    Posted on December 1, 2017 by in Blog

    The tradition of bringing evergreen trees indoors has been a cross-cultural practice for much of human history. Pagans decorated their homes with tree branches during the winter solstice, Romans decorated temples with evergreens during the festival of Saturnalia, and today we identify the indoor, decorated, tree as a “Christmas tree”, under which Santa Claus leaves his gifts. But as familiar as this perennial symbol is to our collective human consciousness, it is not always so easy for our four-legged family members to understand.

    Cats are naturally curious and will be interested in examining, exploring, and potentially knocking over your seasonal decorations. To keep your cat from climbing your tree you may create obstacles surrounding the tree: barricades or even just putting material under the tree they cannot dig their claws into (aluminum foil, double-sided tape, etc.). But cats may find ways to hop onto your tree from other furniture, so put this into consideration when placing your tree in the room. There are natural and commercial “feline repellants” to discourage your cat from approaching the tree, such as orange peels, diluted vinegar, or hot sauce, but these things will need to be reapplied regularly as they lose their potency.

    You’ve just spent all this time training your dog to only pee outside…and now you’ve brought outside inside. Can you blame them for being confused? If your dog has difficulty grasping this idea that your live tree is not an indoor restroom, you will need to supervise them in much the same way you would when housebreaking a puppy. Take note of when it looks like they may be getting ready to go and get them outside immediately.

    Supervising your pet around the Christmas tree is the simplest but best advice. Dogs and cats may want to chew on branches and sticks, but the fir tree oils can be irritating and vomit inducing. Swallowing pine needles can potentially cause internal obstructions. Tinsel is pretty, but if you’re a pet owner you may reconsider using any for fear of intestinal obstruction (or at the very least, keep it far from your pet’s reach). When putting lights on your tree, avoid the lowest branches and always keep an eye out for frayed wires where your pet may have bitten them. Be aware of the symptoms of electric shock.

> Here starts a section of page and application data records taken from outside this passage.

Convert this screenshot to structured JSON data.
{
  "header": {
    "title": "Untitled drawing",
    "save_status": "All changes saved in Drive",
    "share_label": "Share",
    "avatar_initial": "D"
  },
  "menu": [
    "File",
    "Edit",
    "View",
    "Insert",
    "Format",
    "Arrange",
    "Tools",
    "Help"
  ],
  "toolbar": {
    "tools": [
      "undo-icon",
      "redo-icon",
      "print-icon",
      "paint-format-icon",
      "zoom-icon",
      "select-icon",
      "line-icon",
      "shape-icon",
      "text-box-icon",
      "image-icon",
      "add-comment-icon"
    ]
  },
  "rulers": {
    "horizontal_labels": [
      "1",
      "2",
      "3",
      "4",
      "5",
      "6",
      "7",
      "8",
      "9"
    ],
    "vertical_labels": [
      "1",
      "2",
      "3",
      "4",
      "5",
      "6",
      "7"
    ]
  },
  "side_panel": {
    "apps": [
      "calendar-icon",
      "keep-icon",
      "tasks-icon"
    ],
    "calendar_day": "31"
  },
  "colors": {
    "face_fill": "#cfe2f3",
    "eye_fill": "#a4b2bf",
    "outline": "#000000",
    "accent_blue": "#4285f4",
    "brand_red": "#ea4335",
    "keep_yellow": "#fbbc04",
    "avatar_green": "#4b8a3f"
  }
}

    Elaborate, festive decorations are one of the great joys of this time of year, but safety always comes first. By following this advice on how to help your pet and your decor coexist, you are bound to have a happy and safe holiday season.

    Sources:

    The history of Christmas trees: https://www.whychristmas.com/customs/trees.shtml

    Advice on cats and Christmas trees: http://www.petmd.com/cat/seasonal/evr_ct_cats_and_christmas_trees

    Advice for if your dog pees on your tree: http://www.dogster.com/lifestyle/what-to-do-if-your-dog-is-a-christmas-tree-pee-r

    Electric cord bite injuries in cats: http://www.petmd.com/cat/conditions/cardiovascular/c_ct_electric_cord_bite

    Electric cord bite injuries in dogs: http://www.petmd.com/dog/conditions/cardiovascular/c_dg_electric_cord_bite

    General holiday pet safety tips: http://www.petmd.com/dog/seasonal/evr_multi_christmas_safety
    http://www.petmd.com/dog/seasonal/evr_multi_dangerous_winter_decorations?page=show